that it will be able to sink a commercially-viable off-shore well.
said the oil found at its test well Apsara 1, 155 km southwest of Sihanoukville,
was good quality crude but was contaminated by wax impurities.
both the oil and gas are now undergoing further tests in Singapore and Malaysia.
Campex administrator Ryoichi Nakamoto estimated oil could be extracted
from Apsara 1 at 500 barrels per day but at least 2,000 bdp were needed to
warrant commercial extraction.
However he added: "This has made us very
hopeful that we will be able to get into production. Our company believes we
have the best site in Cambodia."
The strike was made on the third test
bore at Apsara 1, which is 3310 metres deep. Nakamoto declined to say at what
depth the oil was found.
Campex signed a five-year exploration deal with
the government in Dec 1991, which is due to expire at the end of next year.
The company has the rights to the 36,600 square km "Block 3", one of
five adjoining areas in the Gulf of Thailand designated for
Drilling on a second well, called Devada 1 and 15 km east of
Apsara 1, began on Feb 6 and is expected to continue for 80 days.
Apsara 1, it will be conducted by the drilling ship Ocean Clipper which is being
leased from the Singaporean-based Diamond Offshore company.
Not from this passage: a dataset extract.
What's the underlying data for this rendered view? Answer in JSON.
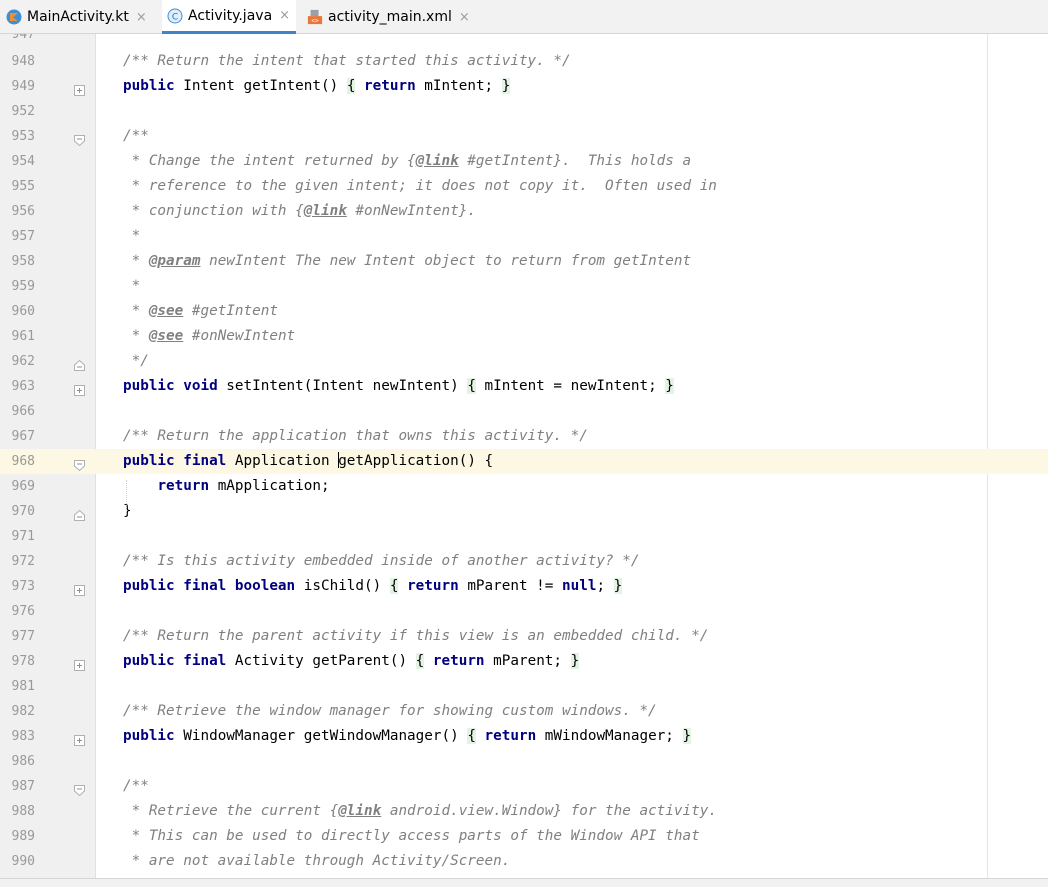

Each well costs $8
million to sink.
Nakamoto said the company would wait for the results
from Devada 1 before deciding whether to sink another well in the Devada field,
return to the Apsara, or search in a third area within its block.
is a consortium of four Japanese companies. The state-owned Japan National Oil
Corporation has an 80 percent stake, the Japan Petroleum Exploration Co has 10
per cent and the trading firm Nissho Iwai and the refinery company Taiyo Oil
have five percent each. The consortium has a total capital of $13.6
The company will divide any commercial oil find up with the
Royal Government. Mr Nakamoto declined to say what each side's share would be
under their deal.
A source at the Ministry of Industry, which oversees
oil exploration, said the government will be taking approximately 70 per cent of
all revenues accrued from a commercially-viable well.
companies Enterprise Oil and Premier own the rights to two and one blocks
respectively, to the north and south of the Japanese block.
has begun drilling its first well and Premier is expected to start in
The rights to the fifth and northern-most block are currently open
after the Hungarian company Nawa pulled out. It failed to raise the capital for
a test well.